I don’t understand why the template ruler didn’t get applied to the whole document with the convert formatting command, but it didn’t.

I hadn’t realized I could adjust folder/document levels in the binder using Ctrl commands. That is a huge help. I either missed it or the 72 year old cranial media had a divot in it where that was stored. I experimented with it. Imported an 18 chapter short story using the keys to reorganize the binder after doing the splits. After a couple of ‘learning experiences’, the order in which things are done is important, it went very quickly.

That will make any future importing much easier. Any clues on how to apply the ruler to an imported document on a wholesale basis would be appreciated.

Fitch

The paragraph spacing presets from the template don’t seem to apply to new documents. Even new documents created in Scrivener. The template paragraph spacing is 6 points before, 12 points after. I don’t want to use indents. The before and after spacing isn’t applied when I click on the green dot with the + in it to create a new document. I consider that a bug.

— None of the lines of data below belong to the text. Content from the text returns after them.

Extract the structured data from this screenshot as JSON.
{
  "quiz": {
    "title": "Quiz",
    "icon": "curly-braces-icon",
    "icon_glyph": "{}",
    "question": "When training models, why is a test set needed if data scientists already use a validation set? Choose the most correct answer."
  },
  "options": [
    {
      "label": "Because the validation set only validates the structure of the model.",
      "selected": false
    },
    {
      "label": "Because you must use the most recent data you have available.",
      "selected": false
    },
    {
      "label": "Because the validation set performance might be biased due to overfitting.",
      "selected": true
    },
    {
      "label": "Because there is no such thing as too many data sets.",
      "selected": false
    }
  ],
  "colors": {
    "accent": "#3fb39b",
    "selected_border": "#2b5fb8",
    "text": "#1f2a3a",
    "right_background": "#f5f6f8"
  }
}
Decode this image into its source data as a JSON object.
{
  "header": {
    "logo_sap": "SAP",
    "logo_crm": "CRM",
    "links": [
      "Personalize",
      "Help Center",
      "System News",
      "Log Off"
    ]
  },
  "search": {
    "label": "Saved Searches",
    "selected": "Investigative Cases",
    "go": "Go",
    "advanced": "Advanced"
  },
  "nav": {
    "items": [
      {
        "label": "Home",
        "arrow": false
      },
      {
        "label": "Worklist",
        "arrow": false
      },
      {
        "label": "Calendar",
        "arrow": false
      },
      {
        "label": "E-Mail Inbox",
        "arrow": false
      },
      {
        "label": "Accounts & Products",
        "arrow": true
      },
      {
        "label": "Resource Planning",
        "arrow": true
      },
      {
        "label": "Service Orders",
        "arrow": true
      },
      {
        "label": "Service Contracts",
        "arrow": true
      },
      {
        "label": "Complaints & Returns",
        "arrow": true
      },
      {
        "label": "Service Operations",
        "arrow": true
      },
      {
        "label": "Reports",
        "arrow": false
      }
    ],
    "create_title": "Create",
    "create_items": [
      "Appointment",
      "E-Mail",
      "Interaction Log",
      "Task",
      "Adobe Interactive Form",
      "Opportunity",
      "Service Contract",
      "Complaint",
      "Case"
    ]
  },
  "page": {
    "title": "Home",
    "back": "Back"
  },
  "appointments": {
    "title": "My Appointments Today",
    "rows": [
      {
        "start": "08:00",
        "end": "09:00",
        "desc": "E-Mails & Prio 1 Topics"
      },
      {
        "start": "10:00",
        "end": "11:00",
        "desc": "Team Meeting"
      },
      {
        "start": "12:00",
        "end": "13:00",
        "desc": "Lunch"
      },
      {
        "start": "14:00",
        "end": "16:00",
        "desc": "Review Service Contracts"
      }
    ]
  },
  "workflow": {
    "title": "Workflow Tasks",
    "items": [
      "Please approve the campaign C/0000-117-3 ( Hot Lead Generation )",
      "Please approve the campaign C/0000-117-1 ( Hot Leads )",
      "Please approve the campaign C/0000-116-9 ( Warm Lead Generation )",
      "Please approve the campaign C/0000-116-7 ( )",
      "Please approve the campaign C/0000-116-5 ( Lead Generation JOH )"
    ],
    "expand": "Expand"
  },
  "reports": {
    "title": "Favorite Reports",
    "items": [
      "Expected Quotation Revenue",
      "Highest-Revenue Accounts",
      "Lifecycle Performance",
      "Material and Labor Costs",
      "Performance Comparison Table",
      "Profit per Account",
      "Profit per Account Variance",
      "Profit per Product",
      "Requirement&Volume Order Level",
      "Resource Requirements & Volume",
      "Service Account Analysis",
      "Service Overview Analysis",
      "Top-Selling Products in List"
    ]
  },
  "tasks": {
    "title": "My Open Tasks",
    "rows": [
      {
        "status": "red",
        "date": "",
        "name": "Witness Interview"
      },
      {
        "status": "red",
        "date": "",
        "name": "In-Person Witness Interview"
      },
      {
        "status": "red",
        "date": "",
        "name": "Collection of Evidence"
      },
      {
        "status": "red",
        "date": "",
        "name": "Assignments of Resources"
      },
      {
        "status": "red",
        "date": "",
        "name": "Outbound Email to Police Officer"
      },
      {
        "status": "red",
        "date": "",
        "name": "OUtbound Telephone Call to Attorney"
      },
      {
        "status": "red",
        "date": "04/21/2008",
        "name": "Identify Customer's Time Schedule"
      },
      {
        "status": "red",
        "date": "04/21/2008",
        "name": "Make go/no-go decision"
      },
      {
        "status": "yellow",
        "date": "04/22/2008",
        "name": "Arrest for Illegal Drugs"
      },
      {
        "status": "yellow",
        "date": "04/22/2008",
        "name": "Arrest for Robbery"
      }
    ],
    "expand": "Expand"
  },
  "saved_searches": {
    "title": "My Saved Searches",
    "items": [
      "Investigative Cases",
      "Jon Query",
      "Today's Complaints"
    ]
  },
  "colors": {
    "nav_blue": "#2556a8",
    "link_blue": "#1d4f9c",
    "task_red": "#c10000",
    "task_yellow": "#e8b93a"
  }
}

The spacing occurs when I use Format | Text | Spacing, and applying that to the first couple of paragraphs seems to cause it to apply to the rest. This after I selected the whole document and did the convert to defaults thing.

It could be I’m still doing something wrong but on screen formatting continues to be at best erratic and a distraction. The template is not what happens, not with any certainty, at least if one imports a file on in some cases with documents created in Scrivener. Since a lot of importing is going to be done if any work is to be done in Scrivener following editing by those who don’t have Scrivener, which is every reviewer I use, this is not a good thing. If I am going to use Scrivener, I want to use it for the whole process.

I imported a 16 chapter short story using three different procedures and two file formats, .doc and .rtf. I selected the whole document and told it format | convert | apply defaults. It sort of did if you don’t count the paragraph spacing. The template has nothing but TNR-12 in every thing but menus and the binder, everyplace but the script mode, so the fonts were fine.

I still think there should be one place where the user can setup the document template with all the options for on screen appearance and have it applied reliably. At the moment there isn’t.

Fitch